Note: It may happen that a medical examination reveals the presence of an unruptured aneurysm in the brain. Depending on the context, the doctor will recommend preventive surgery or not.
If the patient is under, the doctor will usually suggest this preventive surgery. If the patient is older, a choice should be made taking into account the benefits and risks of the operation.
Indeed, the latter exposes the patient to a risk of neurological sequelae ranging from 1 to 2% and to a risk of mortality of approximately 1%. In addition, more studies are needed to know the real effect of such an intervention on stroke prevention.
Rehabilitation aims, in particular, to train the nerve cells of an unaffected part of the brain to perform functions that were fulfilled, before the stroke, by other nerve cells.
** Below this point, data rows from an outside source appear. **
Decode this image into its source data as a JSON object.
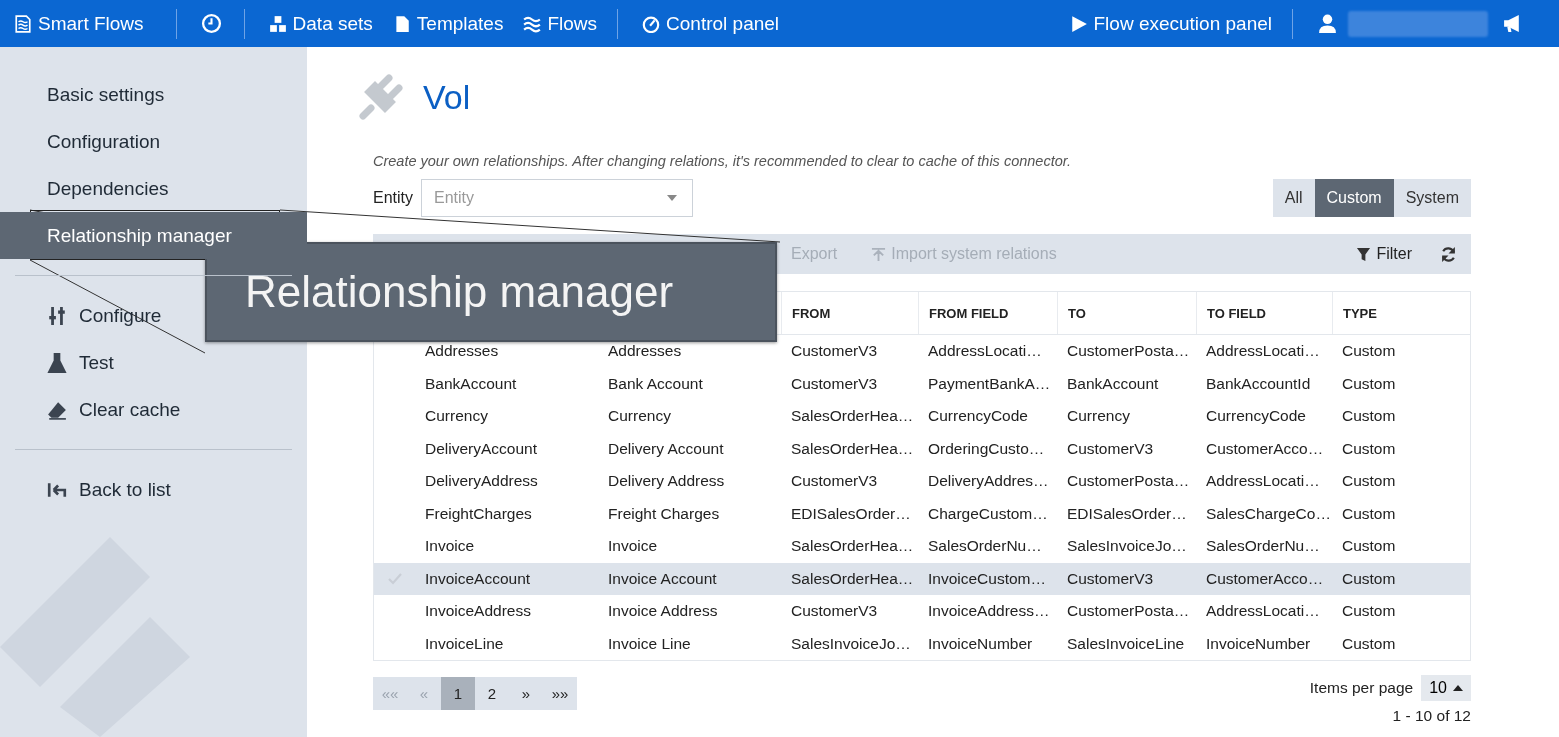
{
  "topbar": {
    "brand": "Smart Flows",
    "items": [
      {
        "label": "Data sets"
      },
      {
        "label": "Templates"
      },
      {
        "label": "Flows"
      }
    ],
    "control_panel": "Control panel",
    "execution_panel": "Flow execution panel"
  },
  "sidebar": {
    "settings": [
      {
        "label": "Basic settings",
        "selected": false
      },
      {
        "label": "Configuration",
        "selected": false
      },
      {
        "label": "Dependencies",
        "selected": false
      },
      {
        "label": "Relationship manager",
        "selected": true
      }
    ],
    "actions": [
      {
        "label": "Configure"
      },
      {
        "label": "Test"
      },
      {
        "label": "Clear cache"
      }
    ],
    "back": "Back to list"
  },
  "callout": {
    "text": "Relationship manager"
  },
  "page": {
    "title": "Vol",
    "description": "Create your own relationships. After changing relations, it's recommended to clear to cache of this connector.",
    "entity": {
      "label": "Entity",
      "placeholder": "Entity"
    },
    "scope_tabs": [
      {
        "label": "All",
        "selected": false
      },
      {
        "label": "Custom",
        "selected": true
      },
      {
        "label": "System",
        "selected": false
      }
    ],
    "toolbar": {
      "export": "Export",
      "import": "Import system relations",
      "filter": "Filter"
    }
  },
  "table": {
    "columns": [
      "",
      "",
      "FROM",
      "FROM FIELD",
      "TO",
      "TO FIELD",
      "TYPE"
    ],
    "rows": [
      {
        "selected": false,
        "cells": [
          "Addresses",
          "Addresses",
          "CustomerV3",
          "AddressLocati…",
          "CustomerPosta…",
          "AddressLocati…",
          "Custom"
        ]
      },
      {
        "selected": false,
        "cells": [
          "BankAccount",
          "Bank Account",
          "CustomerV3",
          "PaymentBankA…",
          "BankAccount",
          "BankAccountId",
          "Custom"
        ]
      },
      {
        "selected": false,
        "cells": [
          "Currency",
          "Currency",
          "SalesOrderHea…",
          "CurrencyCode",
          "Currency",
          "CurrencyCode",
          "Custom"
        ]
      },
      {
        "selected": false,
        "cells": [
          "DeliveryAccount",
          "Delivery Account",
          "SalesOrderHea…",
          "OrderingCusto…",
          "CustomerV3",
          "CustomerAcco…",
          "Custom"
        ]
      },
      {
        "selected": false,
        "cells": [
          "DeliveryAddress",
          "Delivery Address",
          "CustomerV3",
          "DeliveryAddres…",
          "CustomerPosta…",
          "AddressLocati…",
          "Custom"
        ]
      },
      {
        "selected": false,
        "cells": [
          "FreightCharges",
          "Freight Charges",
          "EDISalesOrder…",
          "ChargeCustom…",
          "EDISalesOrder…",
          "SalesChargeCo…",
          "Custom"
        ]
      },
      {
        "selected": false,
        "cells": [
          "Invoice",
          "Invoice",
          "SalesOrderHea…",
          "SalesOrderNu…",
          "SalesInvoiceJo…",
          "SalesOrderNu…",
          "Custom"
        ]
      },
      {
        "selected": true,
        "cells": [
          "InvoiceAccount",
          "Invoice Account",
          "SalesOrderHea…",
          "InvoiceCustom…",
          "CustomerV3",
          "CustomerAcco…",
          "Custom"
        ]
      },
      {
        "selected": false,
        "cells": [
          "InvoiceAddress",
          "Invoice Address",
          "CustomerV3",
          "InvoiceAddress…",
          "CustomerPosta…",
          "AddressLocati…",
          "Custom"
        ]
      },
      {
        "selected": false,
        "cells": [
          "InvoiceLine",
          "Invoice Line",
          "SalesInvoiceJo…",
          "InvoiceNumber",
          "SalesInvoiceLine",
          "InvoiceNumber",
          "Custom"
        ]
      }
    ]
  },
  "pagination": {
    "first": "««",
    "prev": "«",
    "pages": [
      {
        "label": "1",
        "selected": true
      },
      {
        "label": "2",
        "selected": false
      }
    ],
    "next": "»",
    "last": "»»",
    "items_per_page_label": "Items per page",
    "items_per_page": "10",
    "range": "1 - 10 of 12"
  }
}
Depending on the needs, the services of various therapists are required:
- a nurse ;
- a dietician;
- a physiotherapist ;
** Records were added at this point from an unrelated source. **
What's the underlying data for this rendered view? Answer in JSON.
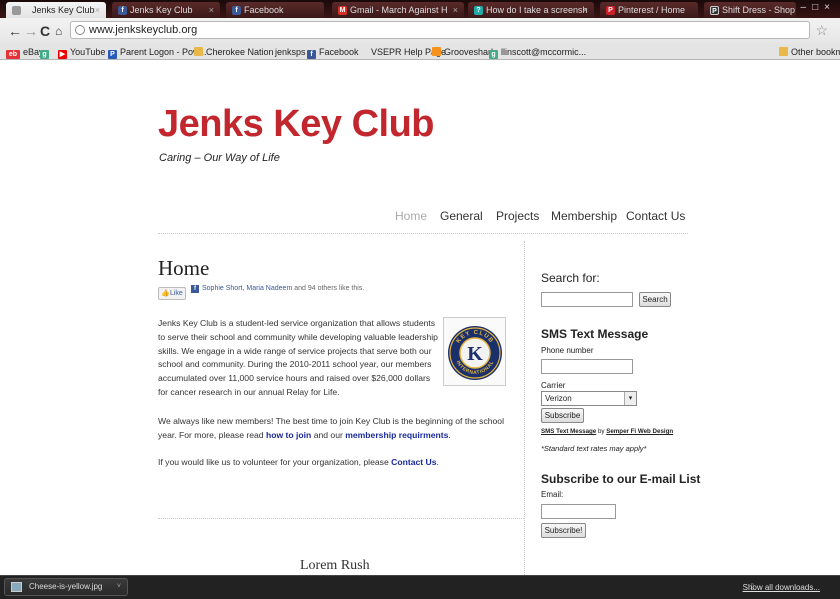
{
  "browser": {
    "tabs": [
      {
        "label": "Jenks Key Club",
        "icon": "page-icon",
        "active": true
      },
      {
        "label": "Jenks Key Club",
        "icon": "facebook-icon"
      },
      {
        "label": "Facebook",
        "icon": "facebook-icon"
      },
      {
        "label": "Gmail - March Against H",
        "icon": "gmail-icon"
      },
      {
        "label": "How do I take a screensh",
        "icon": "help-icon"
      },
      {
        "label": "Pinterest / Home",
        "icon": "pinterest-icon"
      },
      {
        "label": "Shift Dress - Shop for Shi",
        "icon": "shop-icon"
      }
    ],
    "url": "www.jenkskeyclub.org",
    "bookmarks": [
      {
        "label": "eBay",
        "icon": "ebay-icon"
      },
      {
        "label": "",
        "icon": "google-icon"
      },
      {
        "label": "YouTube",
        "icon": "youtube-icon"
      },
      {
        "label": "Parent Logon - Pow...",
        "icon": "powerschool-icon"
      },
      {
        "label": "Cherokee Nation",
        "icon": "folder-icon"
      },
      {
        "label": "jenksps",
        "icon": ""
      },
      {
        "label": "Facebook",
        "icon": "facebook-icon"
      },
      {
        "label": "VSEPR Help Page",
        "icon": ""
      },
      {
        "label": "Grooveshark",
        "icon": "grooveshark-icon"
      },
      {
        "label": "llinscott@mccormic...",
        "icon": "google-icon"
      },
      {
        "label": "Other bookmarks",
        "icon": "folder-icon"
      }
    ]
  },
  "site": {
    "title": "Jenks Key Club",
    "tagline": "Caring – Our Way of Life",
    "colors": {
      "title": "#c1272d",
      "link": "#1a2a9a"
    },
    "nav": [
      "Home",
      "General",
      "Projects",
      "Membership",
      "Contact Us"
    ],
    "nav_current": "Home"
  },
  "main": {
    "heading": "Home",
    "like": {
      "button": "Like",
      "names": "Sophie Short, Maria Nadeem",
      "rest": " and 94 others like this."
    },
    "paragraph1": "Jenks Key Club is a student-led service organization that allows students to serve their school and community while developing valuable leadership skills. We engage in a wide range of service projects that serve both our school and community. During the 2010-2011 school year, our members accumulated over 11,000 service hours and raised over $26,000 dollars for cancer research in our annual Relay for Life.",
    "paragraph2_pre": "We always like new members! The best time to join Key Club is the beginning of the school year. For more, please read ",
    "paragraph2_link1": "how to join",
    "paragraph2_mid": " and our ",
    "paragraph2_link2": "membership requirments",
    "paragraph2_post": ".",
    "paragraph3_pre": "If you would like us to volunteer for your organization, please ",
    "paragraph3_link": "Contact Us",
    "paragraph3_post": ".",
    "logo_text_top": "KEY CLUB",
    "logo_text_bottom": "INTERNATIONAL",
    "logo_letter": "K",
    "bottom_heading": "Lorem Rush"
  },
  "sidebar": {
    "search_heading": "Search for:",
    "search_button": "Search",
    "sms_heading": "SMS Text Message",
    "phone_label": "Phone number",
    "carrier_label": "Carrier",
    "carrier_selected": "Verizon",
    "subscribe_button": "Subscribe",
    "credit_link1": "SMS Text Message",
    "credit_by": " by ",
    "credit_link2": "Semper Fi Web Design",
    "rates_note": "*Standard text rates may apply*",
    "email_heading": "Subscribe to our E-mail List",
    "email_label": "Email:",
    "email_button": "Subscribe!"
  },
  "downloads": {
    "file": "Cheese-is-yellow.jpg",
    "show_all": "Show all downloads..."
  }
}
- a speech therapist;
- an occupational therapist;
- a psychologist ;
- a psychiatrist ;
- a social worker;
There are different complementary approaches that can prevent and treat stroke naturally.
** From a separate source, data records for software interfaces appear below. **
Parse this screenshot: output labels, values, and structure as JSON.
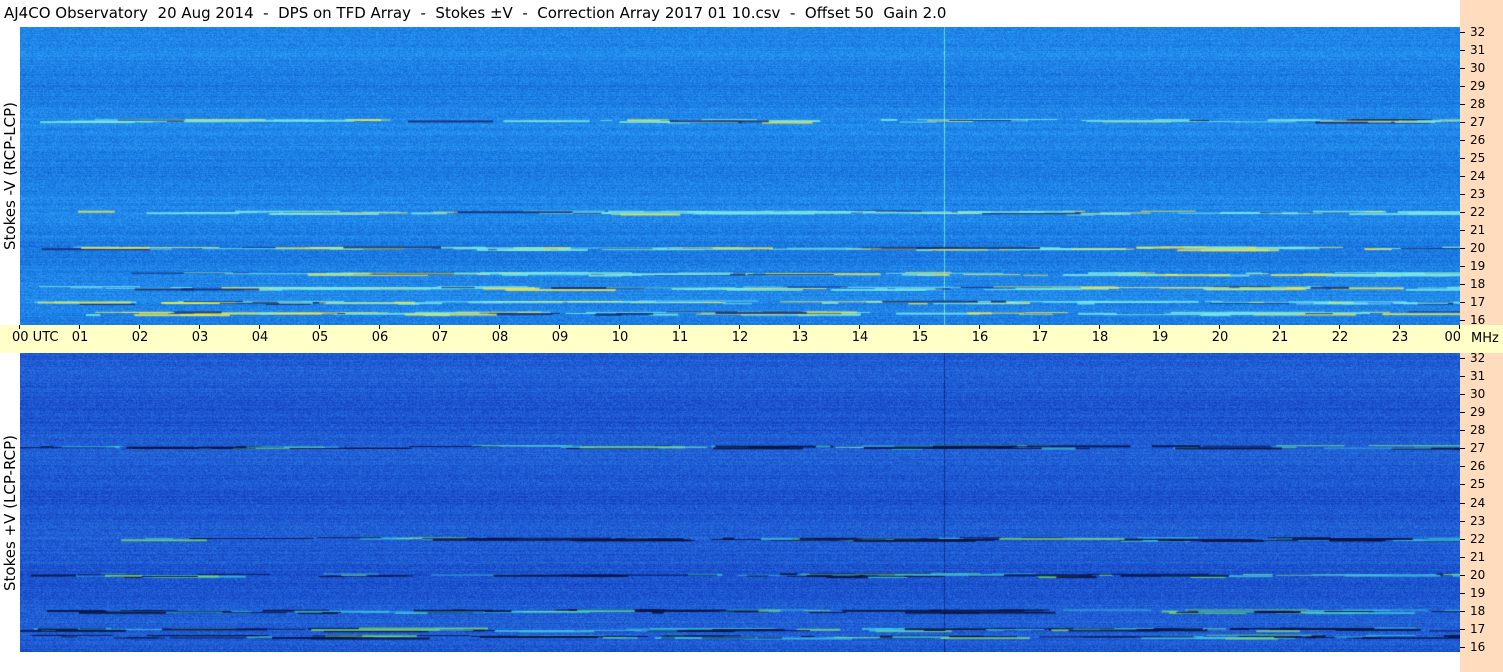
{
  "title": "AJ4CO Observatory  20 Aug 2014  -  DPS on TFD Array  -  Stokes ±V  -  Correction Array 2017 01 10.csv  -  Offset 50  Gain 2.0",
  "chart_data": {
    "type": "heatmap",
    "time_axis": {
      "labels": [
        "00 UTC",
        "01",
        "02",
        "03",
        "04",
        "05",
        "06",
        "07",
        "08",
        "09",
        "10",
        "11",
        "12",
        "13",
        "14",
        "15",
        "16",
        "17",
        "18",
        "19",
        "20",
        "21",
        "22",
        "23",
        "00"
      ],
      "range_hours": [
        0,
        24
      ]
    },
    "freq_axis": {
      "unit": "MHz",
      "range": [
        16,
        32
      ],
      "ticks": [
        32,
        31,
        30,
        29,
        28,
        27,
        26,
        25,
        24,
        23,
        22,
        21,
        20,
        19,
        18,
        17,
        16
      ]
    },
    "panels": [
      {
        "name": "Stokes -V (RCP-LCP)",
        "base_color": "#1e82e6",
        "interference_bands_mhz": [
          27.1,
          22.0,
          20.0,
          18.6,
          17.8,
          17.0,
          16.4
        ],
        "vertical_line_utc": 15.4
      },
      {
        "name": "Stokes +V (LCP-RCP)",
        "base_color": "#1e5ad2",
        "interference_bands_mhz": [
          27.1,
          22.0,
          20.0,
          18.0,
          17.0,
          16.6
        ],
        "vertical_line_utc": 15.4
      }
    ]
  }
}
Complementary approaches in case of stroke
In general, measures aimed at reducing risk factors for stroke have an important role to play in preventing it.
According to a summary of clinical studies, people with hypertension who practice Qi Gong run less risk of suffering from a stroke and dying from it. In addition, Qigong sometimes lowers hypertension and in doing so, it helps to reduce medication aimed at treating hypertension.
In supportive treatment
Acupuncture has been used for centuries in traditional Chinese medicine, but scientific studies on the subject are only just beginning.
A systematic review of 14 clinical studies looked at the effect of acupuncture on 1,208 stroke patients. The acupuncture sessions started 10 to 30 days after the stroke and lasted for 7 to 10 weeks.
The results obtained indicate that acupuncture can exert a long-term beneficial effect. One year after their stroke, people who received acupuncture sessions had:
- lower risk of dying than people in control or placebo groups;
- less risk of suffering from a loss of autonomy.
A systematic review focused on 9 studies dealing with moxibustion used as adjuvant therapy during rehabilitation. Moxibustion involves stimulating acupuncture points with a heat source.
Conclusion: some studies have shown benefits on motor functions, while others have not. The authors underlined the deficient methodological quality of the studies, and consequently, the difficulty in deciding on the effectiveness of this method.
A few studies suggest that biofeedback by electromyography or EMG associated with physiotherapy would increase functional recovery and the quality of the patient’s gait. However, overall, data regarding the benefits of this technique are limited at this time.
Reiki may provide support during the rehabilitation of stroke victims. The results of a study conducted among fifty volunteers who had suffered a stroke show some improvement in mood and a boost in energy after ten sessions of 30 minutes each.
On the other hand, no effect was observed on the development of autonomy and on the relief of depressive states.
Visualization and mental imagery
According to a systematic review, visualization combined with physiotherapy improves the rehabilitation of people who have suffered a stroke. In the opinion of the authors, other studies are necessary in order to specify the contributions of these practices.
In addition, 2 small-scale clinical studies reported an increase in the functional capacity of patients who used mental imagery.
Dr. Andrew Weil recommends the practice of the Feldenkrais method in addition to conventional treatments during the rehabilitation period following a stroke. This approach helps the nervous system find new ways to compensate for neurological damage. For the moment, only case studies indicate that it is useful in the context of rehabilitation.
It would also help to regain a sense of balance and coordination. Although Feldenkrais sessions seem safe in most cases, people who want to use them should discuss it with their doctor first.
Deep breathing or any other relaxation technique used regularly helps release stress.